Residents urged to correct broadband map

County and state officials want residents’ help in correcting a federal map of broadband access.

County and state officials want residents’ help in correcting a federal map of broadband access that is considered to be widely inaccurate but will nevertheless guide billions of dollars in federal grant funding nationwide.

The Federal Communications Commission map claims that Island County has 97% broadband coverage, which Commissioner Janet St. Clair characterized as “nuts.” A joint Island County and Port of Coupeville study, as well as anecdotal stories, show that large sections of Whidbey and Camano Island are without any or adequate broadband access.

It’s a critical issue for the county’s economy.

“More and more, we are an internet-connected world,” St. Clair said, “and nobody should be left behind.”

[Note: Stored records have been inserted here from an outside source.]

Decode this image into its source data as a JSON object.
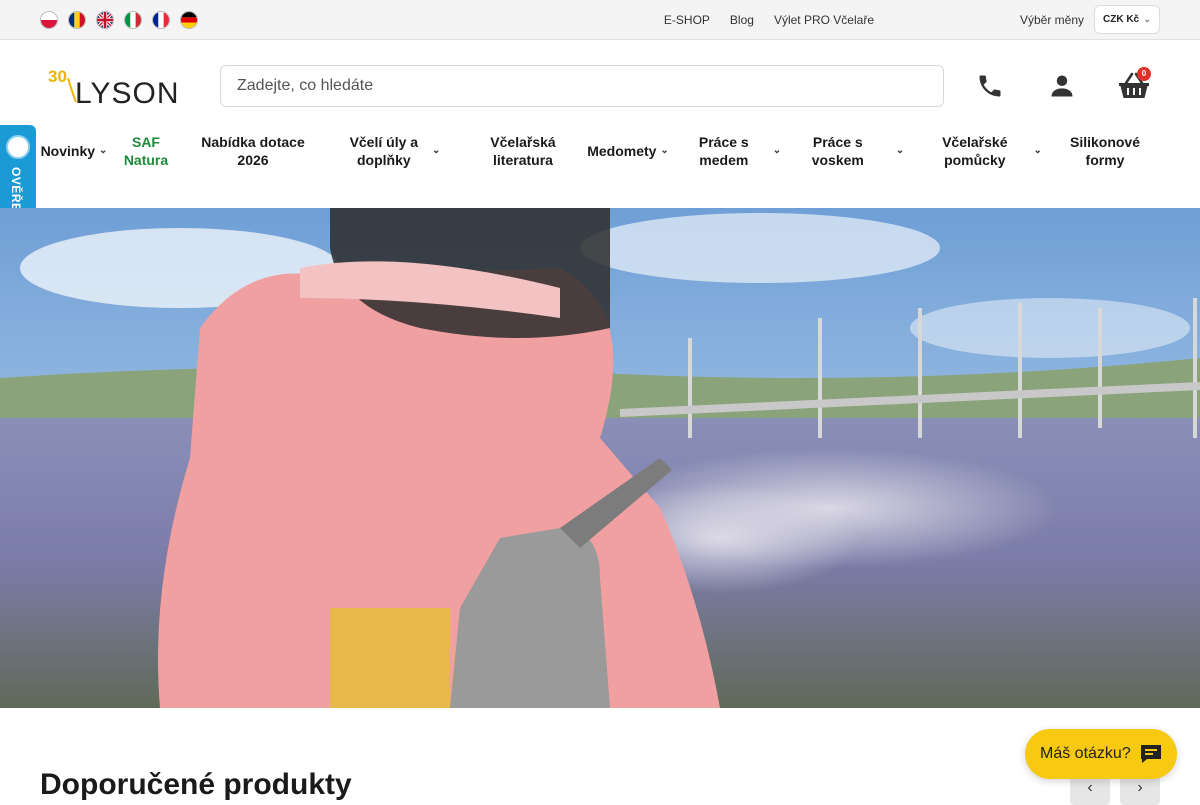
{
  "languages": [
    {
      "code": "pl",
      "icon": "flag-poland-icon"
    },
    {
      "code": "ro",
      "icon": "flag-romania-icon"
    },
    {
      "code": "en",
      "icon": "flag-uk-icon"
    },
    {
      "code": "it",
      "icon": "flag-italy-icon"
    },
    {
      "code": "fr",
      "icon": "flag-france-icon"
    },
    {
      "code": "de",
      "icon": "flag-germany-icon"
    }
  ],
  "toplinks": {
    "eshop": "E-SHOP",
    "blog": "Blog",
    "trip": "Výlet PRO Včelaře"
  },
  "currency": {
    "label": "Výběr měny",
    "selected": "CZK Kč"
  },
  "logo": {
    "number": "30",
    "name": "LYSON"
  },
  "search": {
    "placeholder": "Zadejte, co hledáte",
    "value": ""
  },
  "cart": {
    "count": "0"
  },
  "nav": [
    {
      "line1": "Novinky",
      "line2": "",
      "dropdown": true
    },
    {
      "line1": "SAF",
      "line2": "Natura",
      "dropdown": false
    },
    {
      "line1": "Nabídka dotace",
      "line2": "2026",
      "dropdown": false
    },
    {
      "line1": "Včelí úly a",
      "line2": "doplňky",
      "dropdown": true
    },
    {
      "line1": "Včelařská",
      "line2": "literatura",
      "dropdown": false
    },
    {
      "line1": "Medomety",
      "line2": "",
      "dropdown": true
    },
    {
      "line1": "Práce s",
      "line2": "medem",
      "dropdown": true
    },
    {
      "line1": "Práce s",
      "line2": "voskem",
      "dropdown": true
    },
    {
      "line1": "Včelařské",
      "line2": "pomůcky",
      "dropdown": true
    },
    {
      "line1": "Silikonové",
      "line2": "formy",
      "dropdown": false
    }
  ],
  "verified": {
    "text": "OVĚŘENO ZÁKAZNÍKY"
  },
  "section": {
    "title": "Doporučené produkty"
  },
  "carousel": {
    "prev": "‹",
    "next": "›"
  },
  "chat": {
    "label": "Máš otázku?"
  },
  "colors": {
    "accent_green": "#1e8a3a",
    "chat_yellow": "#f7c911",
    "badge_red": "#e0302a",
    "verified_blue": "#1a9bd6"
  }
}
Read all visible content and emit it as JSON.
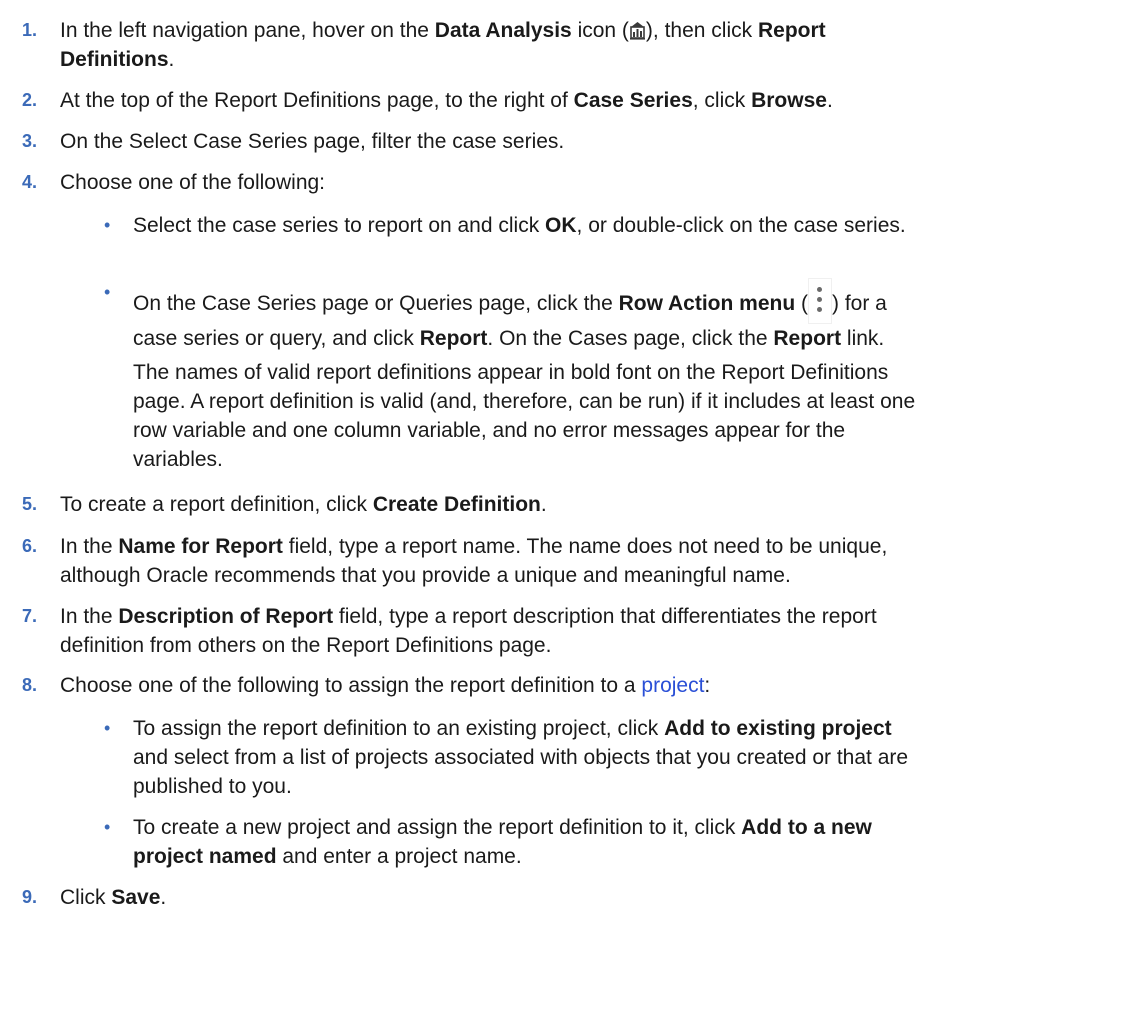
{
  "steps": [
    {
      "num": "1.",
      "a": "In the left navigation pane, hover on the ",
      "b1": "Data Analysis",
      "c": " icon (",
      "d": "), then click ",
      "b2": "Report",
      "b3": "Definitions",
      "e": "."
    },
    {
      "num": "2.",
      "a": "At the top of the Report Definitions page, to the right of ",
      "b1": "Case Series",
      "c": ", click ",
      "b2": "Browse",
      "e": "."
    },
    {
      "num": "3.",
      "a": "On the Select Case Series page, filter the case series."
    },
    {
      "num": "4.",
      "a": "Choose one of the following:"
    },
    {
      "num": "5.",
      "a": "To create a report definition, click ",
      "b1": "Create Definition",
      "e": "."
    },
    {
      "num": "6.",
      "a": "In the ",
      "b1": "Name for Report",
      "c": " field, type a report name. The name does not need to be unique,",
      "d": "although Oracle recommends that you provide a unique and meaningful name."
    },
    {
      "num": "7.",
      "a": "In the ",
      "b1": "Description of Report",
      "c": " field, type a report description that differentiates the report",
      "d": "definition from others on the Report Definitions page."
    },
    {
      "num": "8.",
      "a": "Choose one of the following to assign the report definition to a ",
      "link": "project",
      "e": ":"
    },
    {
      "num": "9.",
      "a": "Click ",
      "b1": "Save",
      "e": "."
    }
  ],
  "step4": {
    "bullet": "•",
    "b1_a": "Select the case series to report on and click ",
    "b1_b": "OK",
    "b1_c": ", or double-click on the case series.",
    "b2_a": "On the Case Series page or Queries page, click the ",
    "b2_b": "Row Action menu",
    "b2_c": " (",
    "b2_d": ") for a",
    "b2_e": "case series or query, and click ",
    "b2_f": "Report",
    "b2_g": ". On the Cases page, click the ",
    "b2_h": "Report",
    "b2_i": " link.",
    "para_1": "The names of valid report definitions appear in bold font on the Report Definitions",
    "para_2": "page. A report definition is valid (and, therefore, can be run) if it includes at least one",
    "para_3": "row variable and one column variable, and no error messages appear for the",
    "para_4": "variables."
  },
  "step8": {
    "bullet": "•",
    "b1_a": "To assign the report definition to an existing project, click ",
    "b1_b": "Add to existing project",
    "b1_c": "and select from a list of projects associated with objects that you created or that are",
    "b1_d": "published to you.",
    "b2_a": "To create a new project and assign the report definition to it, click ",
    "b2_b": "Add to a new",
    "b2_c": "project named",
    "b2_d": " and enter a project name."
  },
  "icons": {
    "data_analysis": "data-analysis-icon",
    "row_action": "kebab-menu-icon"
  },
  "colors": {
    "step_number": "#3b6ab8",
    "link": "#2a4fd6"
  }
}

The new online map, available at, allows users to enter an address and see if both fixed and mobile broadband are accessible. Residents who believe the information on the map is incorrect can submit a challenge online by clicking on either “location challenge” or “availability challenge” for both fixed and wireless broadband when the summary of internet access is displayed on the map.

The state Department of Commerce website also offers step-by-step instructions for people to understand and navigate the map and challenge process.

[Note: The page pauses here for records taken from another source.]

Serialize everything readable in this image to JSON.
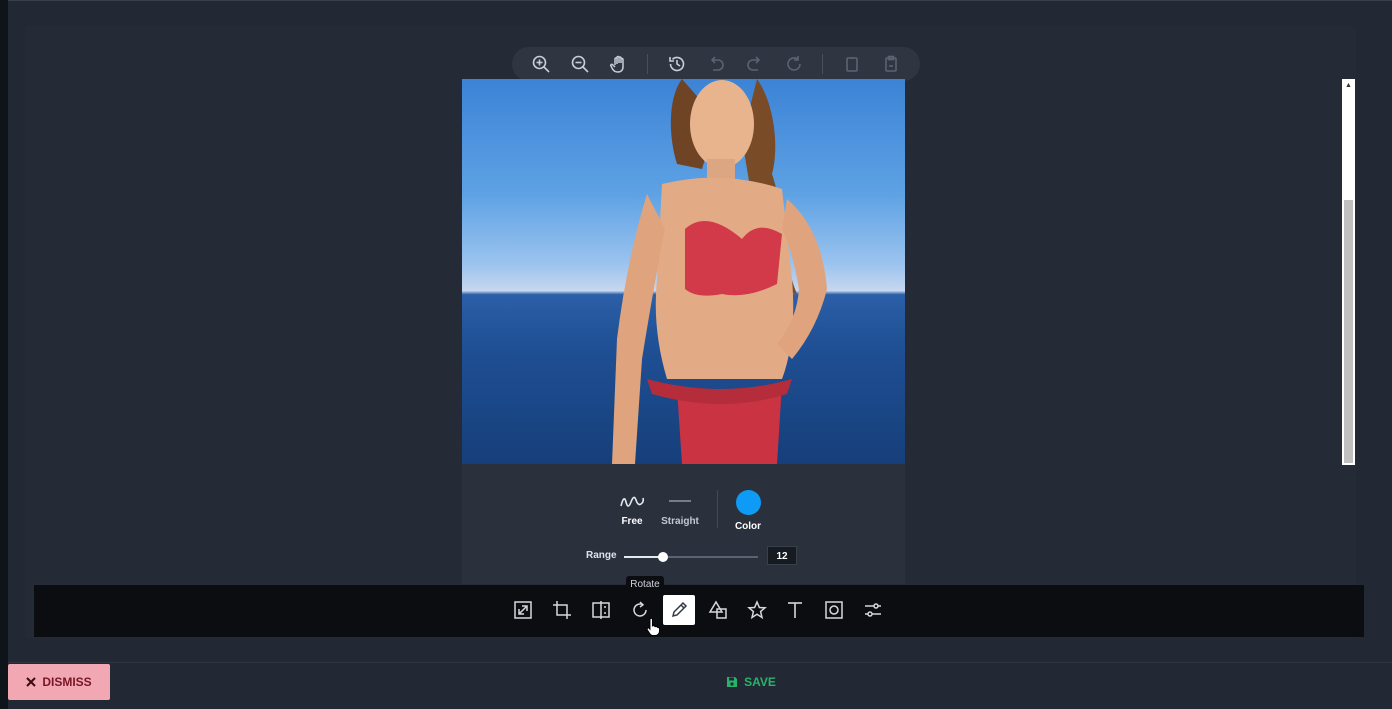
{
  "top_toolbar": {
    "icons": [
      "zoom-in-icon",
      "zoom-out-icon",
      "hand-icon",
      "history-icon",
      "undo-icon",
      "redo-icon",
      "reset-icon",
      "copy-icon",
      "paste-icon"
    ]
  },
  "draw_panel": {
    "stroke_free": "Free",
    "stroke_straight": "Straight",
    "color_label": "Color",
    "color_value": "#0d9bf5",
    "range_label": "Range",
    "range_value": "12",
    "range_fraction": 0.29
  },
  "bottom_toolbar": {
    "tools": [
      "resize",
      "crop",
      "flip",
      "rotate",
      "draw",
      "shape",
      "icon",
      "text",
      "mask",
      "filter"
    ],
    "active_tool": "draw",
    "tooltip": "Rotate"
  },
  "footer": {
    "dismiss_label": "DISMISS",
    "save_label": "SAVE"
  },
  "colors": {
    "accent_save": "#27b46a",
    "dismiss_bg": "#f2a8b3",
    "dismiss_text": "#7a1624"
  }
}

The state Department of Commerce estimates that as much as $900 million federal Broadband Equity, Access and Deployment funding might be at stake for Washington alone.

“We want Washington to be represented accurately on the FCC map,” Washington State Broadband Office Director Mark Visconi said in a Department of Commerce news release. “This is an opportunity for individual residents to let their voice be heard. It is also a time for organizations and government agencies to work together for Washington’s future.”

St. Clair explained that residents without broadband should make it clear if they offer a challenge that they’ve contacted specific providers and discovered that broadband service isn’t available at a reasonable cost.

The commissioner pointed out that Washington state adopted 100 Mbps down, 20 Mbps up as the standard to be considered broadband. Much of internet access in Island County doesn’t live up to that standard.

The common 25/3 speed, St. Clair said, “isn’t enough for the kids to watch Netflix while mom is on a Zoom meeting and a daughter is doing homework online.” She lives on Camano Island and sends her husband out of the house when she goes on Zoom or his internet use will crash her meeting.

St. Clair pointed out that the county study identified Central Whidbey, in the area of Ebey’s Prairie, as the most broadband-challenged in the county. In addition, swaths of North Whidbey, Greenbank and south Camano Island — where many rely on copper DLS, a three-decade-old technology — are without broadband access. Even some areas in the city of Oak Harbor don’t have affordable and speedy internet access.

St. Clair has been helping to lead the fight for broadband access in the county for years. It’s a crucial issue for a wide range of residents, she said, including businesses and farms that need adequate internet access for online commerce, students who need access for classes and homework, employees who work from home and patients who want to contact doctors through telehealth.